*** SOURCE MATERIAL ***

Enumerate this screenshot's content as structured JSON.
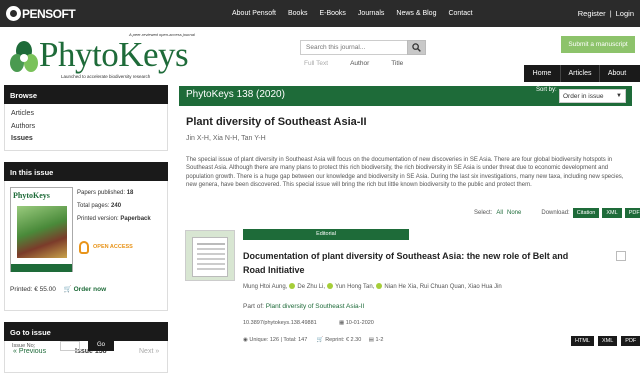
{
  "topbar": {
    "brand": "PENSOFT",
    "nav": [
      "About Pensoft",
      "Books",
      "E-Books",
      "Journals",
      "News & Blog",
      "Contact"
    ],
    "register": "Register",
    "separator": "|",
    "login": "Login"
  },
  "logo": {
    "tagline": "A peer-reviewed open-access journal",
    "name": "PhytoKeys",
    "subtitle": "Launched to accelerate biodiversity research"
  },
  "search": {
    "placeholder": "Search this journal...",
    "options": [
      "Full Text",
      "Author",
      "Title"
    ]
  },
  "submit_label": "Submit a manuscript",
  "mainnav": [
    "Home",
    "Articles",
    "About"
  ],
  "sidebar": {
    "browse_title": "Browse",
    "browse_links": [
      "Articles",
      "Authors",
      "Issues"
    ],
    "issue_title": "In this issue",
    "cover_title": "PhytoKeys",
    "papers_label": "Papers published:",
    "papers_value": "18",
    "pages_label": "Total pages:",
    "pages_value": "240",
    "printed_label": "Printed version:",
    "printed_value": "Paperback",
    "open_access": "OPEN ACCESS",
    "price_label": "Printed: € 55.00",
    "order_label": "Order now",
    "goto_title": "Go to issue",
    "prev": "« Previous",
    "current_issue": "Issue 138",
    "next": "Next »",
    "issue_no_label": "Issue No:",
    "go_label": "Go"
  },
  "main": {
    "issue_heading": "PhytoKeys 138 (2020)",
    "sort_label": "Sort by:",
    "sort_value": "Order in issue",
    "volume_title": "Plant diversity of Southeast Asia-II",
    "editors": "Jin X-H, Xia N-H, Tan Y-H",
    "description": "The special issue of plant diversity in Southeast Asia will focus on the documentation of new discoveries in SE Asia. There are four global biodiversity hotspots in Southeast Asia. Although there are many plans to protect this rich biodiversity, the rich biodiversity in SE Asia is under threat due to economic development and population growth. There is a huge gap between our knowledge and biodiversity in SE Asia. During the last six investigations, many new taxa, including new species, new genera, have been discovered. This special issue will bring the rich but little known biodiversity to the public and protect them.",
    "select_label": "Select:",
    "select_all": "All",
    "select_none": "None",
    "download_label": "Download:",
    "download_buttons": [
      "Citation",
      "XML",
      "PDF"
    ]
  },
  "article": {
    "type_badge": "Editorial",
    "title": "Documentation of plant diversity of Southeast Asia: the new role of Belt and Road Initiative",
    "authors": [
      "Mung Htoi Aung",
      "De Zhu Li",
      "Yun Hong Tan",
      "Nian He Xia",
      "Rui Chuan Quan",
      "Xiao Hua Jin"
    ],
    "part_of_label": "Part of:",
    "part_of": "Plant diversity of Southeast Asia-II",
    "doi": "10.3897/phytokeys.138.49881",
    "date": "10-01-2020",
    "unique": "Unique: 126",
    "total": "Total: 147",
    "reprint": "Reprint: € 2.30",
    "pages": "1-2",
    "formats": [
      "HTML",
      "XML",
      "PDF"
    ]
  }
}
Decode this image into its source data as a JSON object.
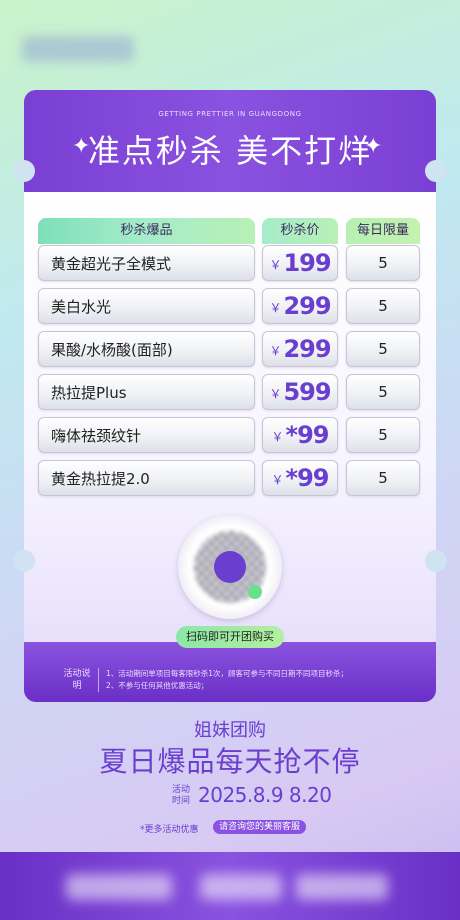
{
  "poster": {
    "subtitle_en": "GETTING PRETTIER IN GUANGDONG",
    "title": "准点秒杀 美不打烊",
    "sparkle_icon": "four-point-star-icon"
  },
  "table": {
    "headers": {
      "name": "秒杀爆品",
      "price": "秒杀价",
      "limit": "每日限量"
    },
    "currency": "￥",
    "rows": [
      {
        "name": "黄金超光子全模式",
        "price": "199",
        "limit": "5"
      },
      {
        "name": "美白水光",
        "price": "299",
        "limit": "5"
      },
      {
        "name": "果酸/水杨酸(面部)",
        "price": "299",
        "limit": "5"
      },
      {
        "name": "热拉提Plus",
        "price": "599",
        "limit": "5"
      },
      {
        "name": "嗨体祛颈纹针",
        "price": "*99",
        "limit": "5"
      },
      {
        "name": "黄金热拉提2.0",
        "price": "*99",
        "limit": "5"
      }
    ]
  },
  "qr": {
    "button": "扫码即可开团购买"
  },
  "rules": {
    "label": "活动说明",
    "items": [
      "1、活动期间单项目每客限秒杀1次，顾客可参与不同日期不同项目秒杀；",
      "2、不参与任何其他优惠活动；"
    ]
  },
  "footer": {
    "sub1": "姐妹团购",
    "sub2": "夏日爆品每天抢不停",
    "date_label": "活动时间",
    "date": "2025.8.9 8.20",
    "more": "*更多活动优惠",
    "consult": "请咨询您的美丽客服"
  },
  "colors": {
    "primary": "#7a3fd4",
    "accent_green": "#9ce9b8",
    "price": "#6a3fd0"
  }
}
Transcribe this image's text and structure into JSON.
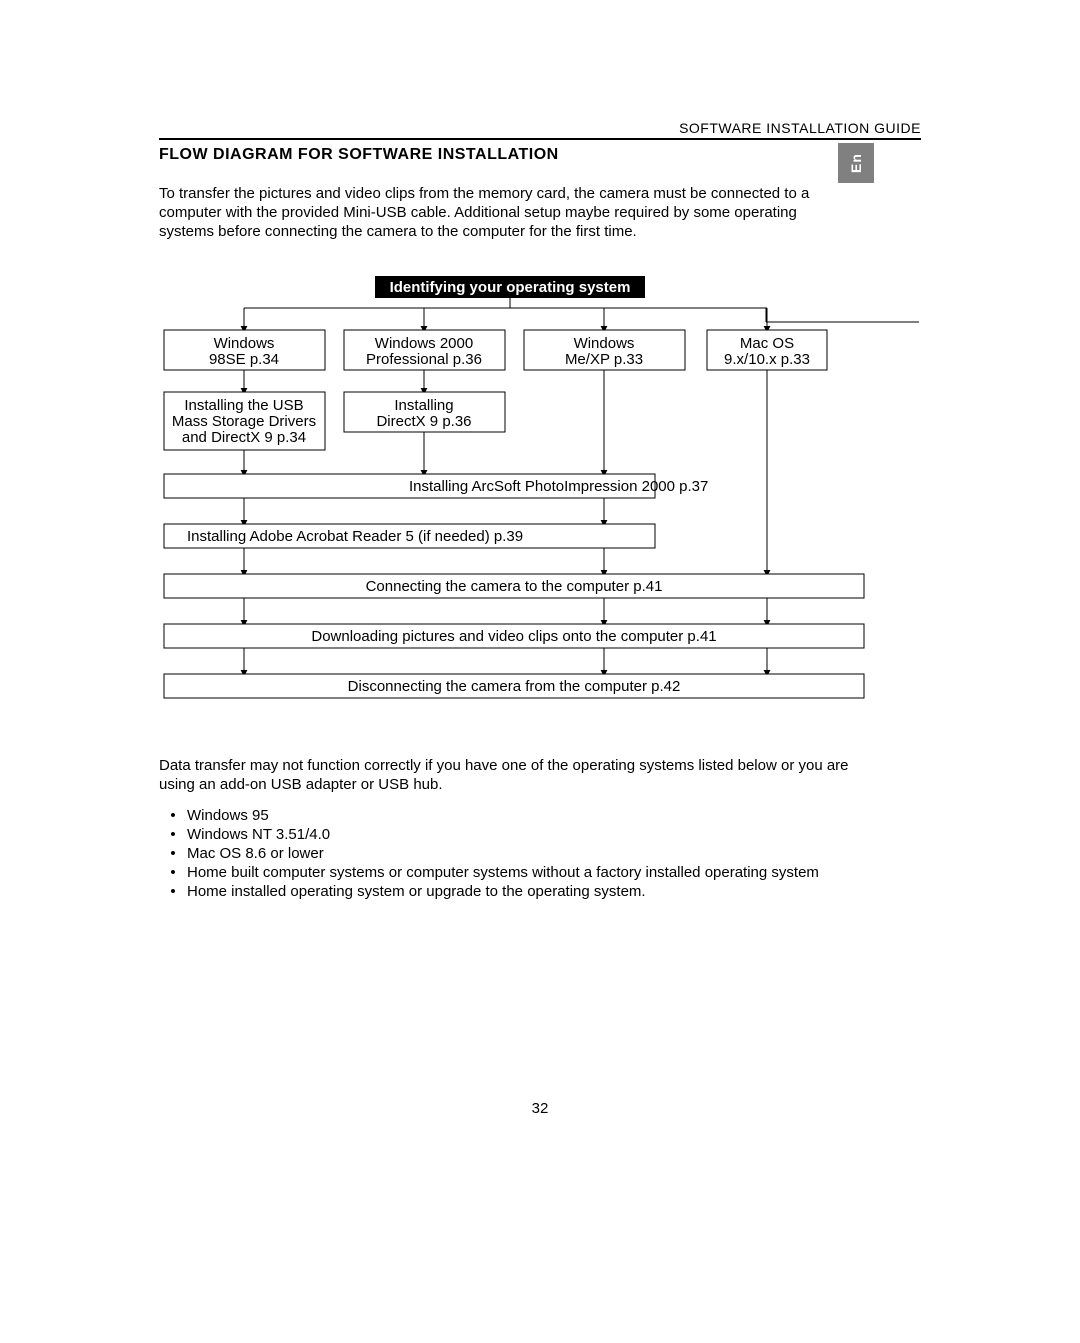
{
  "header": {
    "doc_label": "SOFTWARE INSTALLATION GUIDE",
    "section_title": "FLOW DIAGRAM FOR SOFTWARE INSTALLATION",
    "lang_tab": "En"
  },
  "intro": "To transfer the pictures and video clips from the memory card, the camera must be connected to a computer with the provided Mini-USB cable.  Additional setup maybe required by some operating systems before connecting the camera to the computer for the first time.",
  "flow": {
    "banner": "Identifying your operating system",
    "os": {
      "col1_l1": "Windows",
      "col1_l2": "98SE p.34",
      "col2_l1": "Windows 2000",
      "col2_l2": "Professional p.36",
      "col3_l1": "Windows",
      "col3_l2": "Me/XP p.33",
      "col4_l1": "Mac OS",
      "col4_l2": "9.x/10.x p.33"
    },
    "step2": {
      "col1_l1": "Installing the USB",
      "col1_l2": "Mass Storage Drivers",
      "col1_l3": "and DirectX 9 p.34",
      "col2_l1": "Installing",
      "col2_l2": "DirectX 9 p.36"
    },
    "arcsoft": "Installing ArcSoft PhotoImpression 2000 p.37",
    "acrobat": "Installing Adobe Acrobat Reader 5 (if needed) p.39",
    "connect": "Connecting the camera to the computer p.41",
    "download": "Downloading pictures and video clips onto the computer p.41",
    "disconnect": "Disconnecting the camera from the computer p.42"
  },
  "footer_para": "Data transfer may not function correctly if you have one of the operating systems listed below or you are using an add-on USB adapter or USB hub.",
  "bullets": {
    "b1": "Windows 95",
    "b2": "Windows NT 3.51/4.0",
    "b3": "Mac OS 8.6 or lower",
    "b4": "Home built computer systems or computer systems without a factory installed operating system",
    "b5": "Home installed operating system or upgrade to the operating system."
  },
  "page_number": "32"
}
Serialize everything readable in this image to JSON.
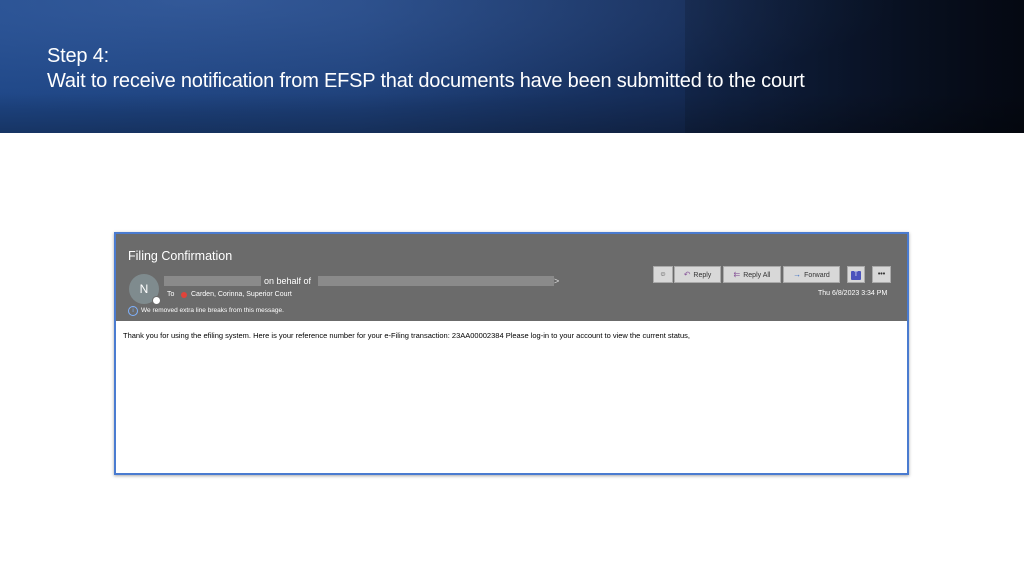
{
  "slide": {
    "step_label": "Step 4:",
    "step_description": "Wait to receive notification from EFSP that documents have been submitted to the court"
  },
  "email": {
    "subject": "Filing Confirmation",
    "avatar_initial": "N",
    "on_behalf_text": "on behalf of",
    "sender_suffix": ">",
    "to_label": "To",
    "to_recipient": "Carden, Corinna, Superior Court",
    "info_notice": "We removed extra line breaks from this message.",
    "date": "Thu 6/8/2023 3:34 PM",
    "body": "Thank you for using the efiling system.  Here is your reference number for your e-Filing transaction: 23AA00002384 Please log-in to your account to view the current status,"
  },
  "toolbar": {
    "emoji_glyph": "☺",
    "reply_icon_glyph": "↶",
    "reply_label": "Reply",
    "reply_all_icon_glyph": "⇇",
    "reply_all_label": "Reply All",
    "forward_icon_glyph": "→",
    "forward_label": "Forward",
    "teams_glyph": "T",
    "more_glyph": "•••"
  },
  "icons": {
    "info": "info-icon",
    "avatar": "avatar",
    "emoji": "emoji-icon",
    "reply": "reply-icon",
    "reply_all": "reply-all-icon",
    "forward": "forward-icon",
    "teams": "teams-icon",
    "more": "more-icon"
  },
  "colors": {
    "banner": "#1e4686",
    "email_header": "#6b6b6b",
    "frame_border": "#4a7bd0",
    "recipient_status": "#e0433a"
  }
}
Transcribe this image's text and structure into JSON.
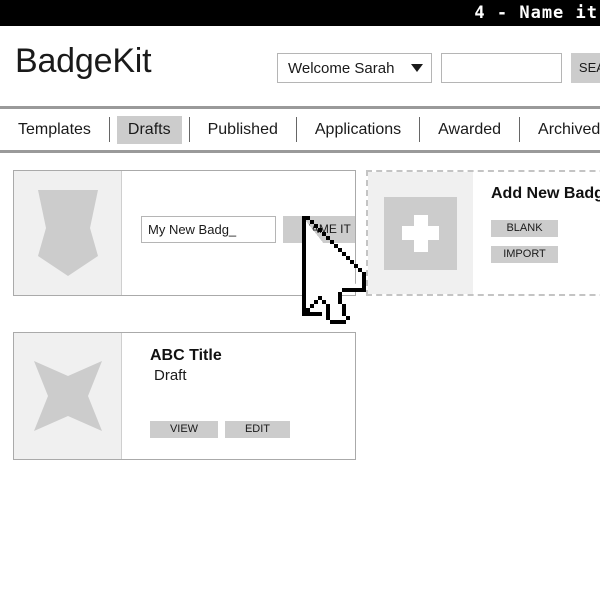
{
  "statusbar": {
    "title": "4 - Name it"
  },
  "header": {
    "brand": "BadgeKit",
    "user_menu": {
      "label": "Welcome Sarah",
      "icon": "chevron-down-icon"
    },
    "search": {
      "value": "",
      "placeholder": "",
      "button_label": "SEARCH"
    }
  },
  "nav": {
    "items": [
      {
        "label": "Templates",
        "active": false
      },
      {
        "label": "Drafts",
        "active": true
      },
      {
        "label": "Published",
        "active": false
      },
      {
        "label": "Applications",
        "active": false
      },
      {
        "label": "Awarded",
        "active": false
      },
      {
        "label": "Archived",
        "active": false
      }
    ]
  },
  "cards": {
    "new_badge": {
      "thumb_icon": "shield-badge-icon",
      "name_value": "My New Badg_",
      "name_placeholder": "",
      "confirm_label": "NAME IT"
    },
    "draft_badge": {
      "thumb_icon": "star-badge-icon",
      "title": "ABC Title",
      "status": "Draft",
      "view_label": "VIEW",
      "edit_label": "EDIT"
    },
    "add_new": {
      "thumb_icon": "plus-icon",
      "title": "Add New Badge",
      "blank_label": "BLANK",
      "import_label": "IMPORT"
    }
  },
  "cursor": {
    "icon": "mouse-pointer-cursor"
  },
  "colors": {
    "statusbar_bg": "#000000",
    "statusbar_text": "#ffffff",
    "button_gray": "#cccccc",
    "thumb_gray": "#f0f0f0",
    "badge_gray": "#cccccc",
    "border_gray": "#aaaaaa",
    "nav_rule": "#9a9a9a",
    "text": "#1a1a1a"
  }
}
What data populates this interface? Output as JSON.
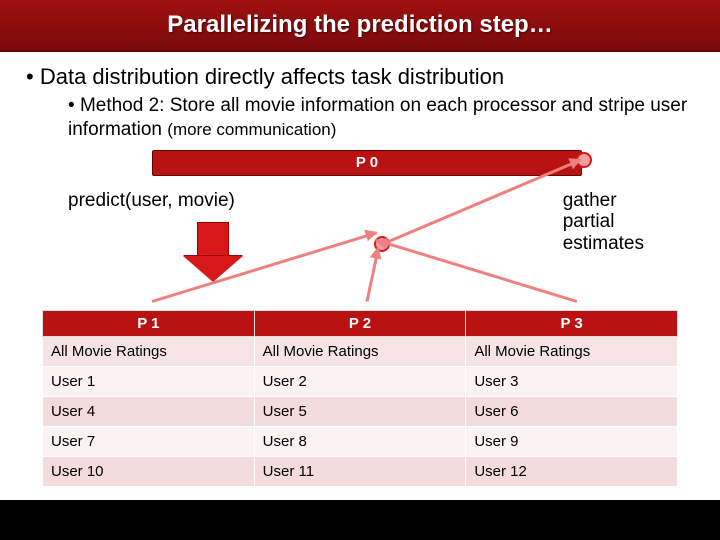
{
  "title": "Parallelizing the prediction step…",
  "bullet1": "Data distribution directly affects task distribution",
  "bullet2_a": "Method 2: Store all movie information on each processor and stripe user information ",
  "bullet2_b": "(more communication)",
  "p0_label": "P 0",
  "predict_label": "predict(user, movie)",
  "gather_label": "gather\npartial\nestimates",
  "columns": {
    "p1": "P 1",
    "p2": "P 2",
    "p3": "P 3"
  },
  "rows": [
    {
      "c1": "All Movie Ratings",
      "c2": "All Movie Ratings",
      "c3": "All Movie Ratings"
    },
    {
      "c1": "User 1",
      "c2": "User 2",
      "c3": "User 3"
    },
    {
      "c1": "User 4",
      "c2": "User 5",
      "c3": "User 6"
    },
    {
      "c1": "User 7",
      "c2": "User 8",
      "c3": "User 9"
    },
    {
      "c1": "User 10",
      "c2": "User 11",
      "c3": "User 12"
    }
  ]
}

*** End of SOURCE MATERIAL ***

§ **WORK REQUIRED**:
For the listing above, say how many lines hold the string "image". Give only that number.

§ **SOLUTION TO THIS EXERCISE**:
4